__Work instruction__. Copy each line that includes the string "test" from the material into your answer.

Start of Available data

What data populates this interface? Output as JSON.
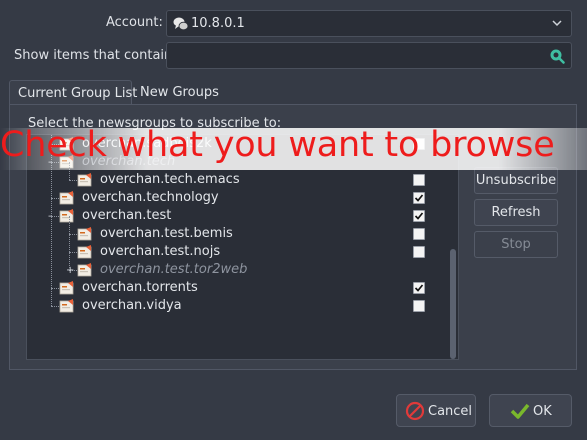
{
  "form": {
    "account_label": "Account:",
    "account_value": "10.8.0.1",
    "search_label": "Show items that contain:",
    "search_value": ""
  },
  "tabs": [
    {
      "label": "Current Group List",
      "active": true
    },
    {
      "label": "New Groups",
      "active": false
    }
  ],
  "panel": {
    "instruction": "Select the newsgroups to subscribe to:"
  },
  "tree": [
    {
      "name": "overchan.sadbois2k",
      "checked": false,
      "italic": false,
      "level": 0
    },
    {
      "name": "overchan.tech",
      "checked": null,
      "italic": true,
      "level": 0
    },
    {
      "name": "overchan.tech.emacs",
      "checked": false,
      "italic": false,
      "level": 1
    },
    {
      "name": "overchan.technology",
      "checked": true,
      "italic": false,
      "level": 0
    },
    {
      "name": "overchan.test",
      "checked": true,
      "italic": false,
      "level": 0
    },
    {
      "name": "overchan.test.bemis",
      "checked": false,
      "italic": false,
      "level": 1
    },
    {
      "name": "overchan.test.nojs",
      "checked": false,
      "italic": false,
      "level": 1
    },
    {
      "name": "overchan.test.tor2web",
      "checked": null,
      "italic": true,
      "level": 1
    },
    {
      "name": "overchan.torrents",
      "checked": true,
      "italic": false,
      "level": 0
    },
    {
      "name": "overchan.vidya",
      "checked": false,
      "italic": false,
      "level": 0
    }
  ],
  "side_buttons": {
    "unsubscribe": "Unsubscribe",
    "refresh": "Refresh",
    "stop": "Stop"
  },
  "overlay_text": "Check what you want to browse",
  "dialog_buttons": {
    "cancel": "Cancel",
    "ok": "OK"
  },
  "colors": {
    "overlay_text": "#ee1c1c",
    "background": "#353a45",
    "ok_check": "#7ab82c",
    "cancel_icon": "#e03a3a",
    "search_icon": "#3fbfa2"
  },
  "icons": {
    "account": "chat-bubbles-icon",
    "dropdown": "chevron-down-icon",
    "search": "search-icon",
    "newsgroup": "newsgroup-icon",
    "cancel": "cancel-icon",
    "ok": "checkmark-icon"
  }
}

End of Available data

__Solution__.
      "name": "overchan.test",
      "name": "overchan.test.bemis",
      "name": "overchan.test.nojs",
      "name": "overchan.test.tor2web",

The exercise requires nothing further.